-------- RECORDS FOR THIS EXERCISE --------

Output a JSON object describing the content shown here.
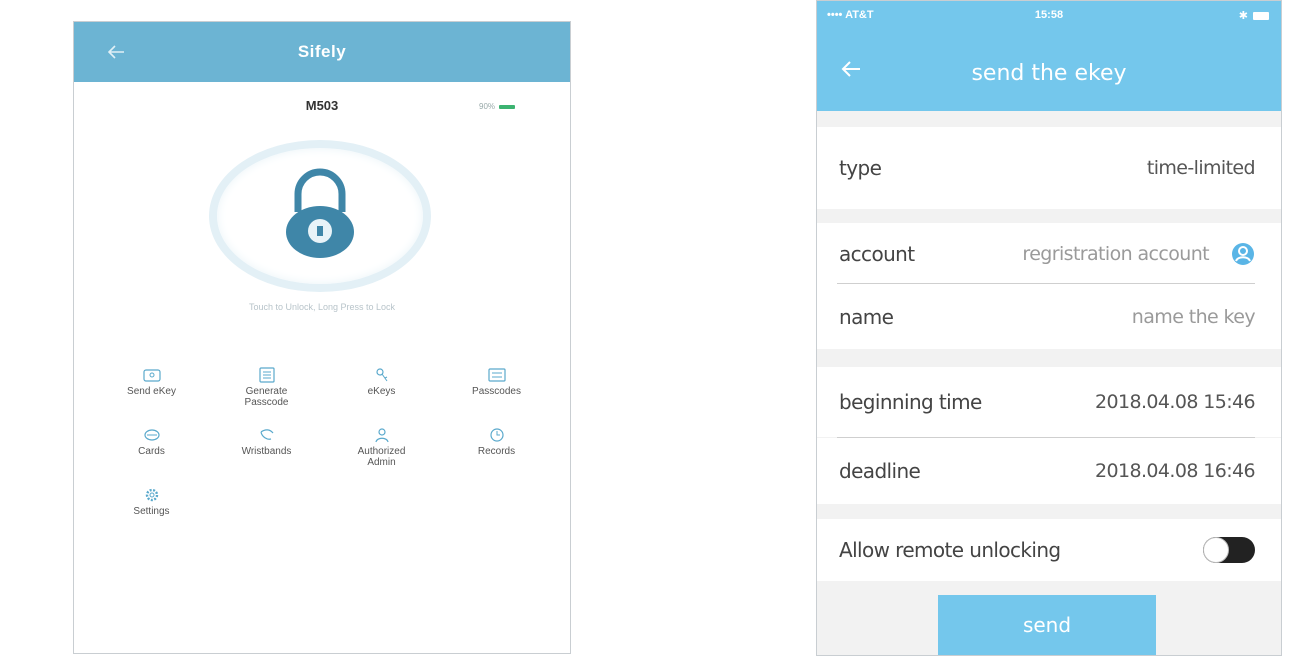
{
  "left_screen": {
    "title": "Sifely",
    "lock_name": "M503",
    "battery_text": "90%",
    "unlock_hint": "Touch to Unlock, Long Press to Lock",
    "colors": {
      "header": "#6cb4d3",
      "battery": "#3cb371"
    },
    "menu": [
      {
        "label": "Send eKey",
        "icon": "send-ekey-icon"
      },
      {
        "label": "Generate\nPasscode",
        "icon": "keypad-icon"
      },
      {
        "label": "eKeys",
        "icon": "ekeys-icon"
      },
      {
        "label": "Passcodes",
        "icon": "passcodes-icon"
      },
      {
        "label": "Cards",
        "icon": "card-icon"
      },
      {
        "label": "Wristbands",
        "icon": "wristband-icon"
      },
      {
        "label": "Authorized\nAdmin",
        "icon": "admin-icon"
      },
      {
        "label": "Records",
        "icon": "clock-icon"
      },
      {
        "label": "Settings",
        "icon": "gear-icon"
      }
    ]
  },
  "right_screen": {
    "status": {
      "carrier": "AT&T",
      "time": "15:58"
    },
    "title": "send the ekey",
    "colors": {
      "accent": "#74c7ec"
    },
    "type": {
      "label": "type",
      "value": "time-limited"
    },
    "account": {
      "label": "account",
      "placeholder": "regristration account"
    },
    "name": {
      "label": "name",
      "placeholder": "name the key"
    },
    "begin": {
      "label": "beginning time",
      "value": "2018.04.08 15:46"
    },
    "deadline": {
      "label": "deadline",
      "value": "2018.04.08 16:46"
    },
    "remote": {
      "label": "Allow remote unlocking",
      "enabled": false
    },
    "send_label": "send"
  }
}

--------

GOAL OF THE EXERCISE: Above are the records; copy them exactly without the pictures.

ANSWER TO THIS PROBLEM:
Output a JSON object describing the content shown here.
{
  "left_screen": {
    "title": "Sifely",
    "lock_name": "M503",
    "battery_text": "90%",
    "unlock_hint": "Touch to Unlock, Long Press to Lock",
    "colors": {
      "header": "#6cb4d3",
      "battery": "#3cb371"
    },
    "menu": [
      {
        "label": "Send eKey",
        "icon": "send-ekey-icon"
      },
      {
        "label": "Generate\nPasscode",
        "icon": "keypad-icon"
      },
      {
        "label": "eKeys",
        "icon": "ekeys-icon"
      },
      {
        "label": "Passcodes",
        "icon": "passcodes-icon"
      },
      {
        "label": "Cards",
        "icon": "card-icon"
      },
      {
        "label": "Wristbands",
        "icon": "wristband-icon"
      },
      {
        "label": "Authorized\nAdmin",
        "icon": "admin-icon"
      },
      {
        "label": "Records",
        "icon": "clock-icon"
      },
      {
        "label": "Settings",
        "icon": "gear-icon"
      }
    ]
  },
  "right_screen": {
    "status": {
      "carrier": "AT&T",
      "time": "15:58"
    },
    "title": "send the ekey",
    "colors": {
      "accent": "#74c7ec"
    },
    "type": {
      "label": "type",
      "value": "time-limited"
    },
    "account": {
      "label": "account",
      "placeholder": "regristration account"
    },
    "name": {
      "label": "name",
      "placeholder": "name the key"
    },
    "begin": {
      "label": "beginning time",
      "value": "2018.04.08 15:46"
    },
    "deadline": {
      "label": "deadline",
      "value": "2018.04.08 16:46"
    },
    "remote": {
      "label": "Allow remote unlocking",
      "enabled": false
    },
    "send_label": "send"
  }
}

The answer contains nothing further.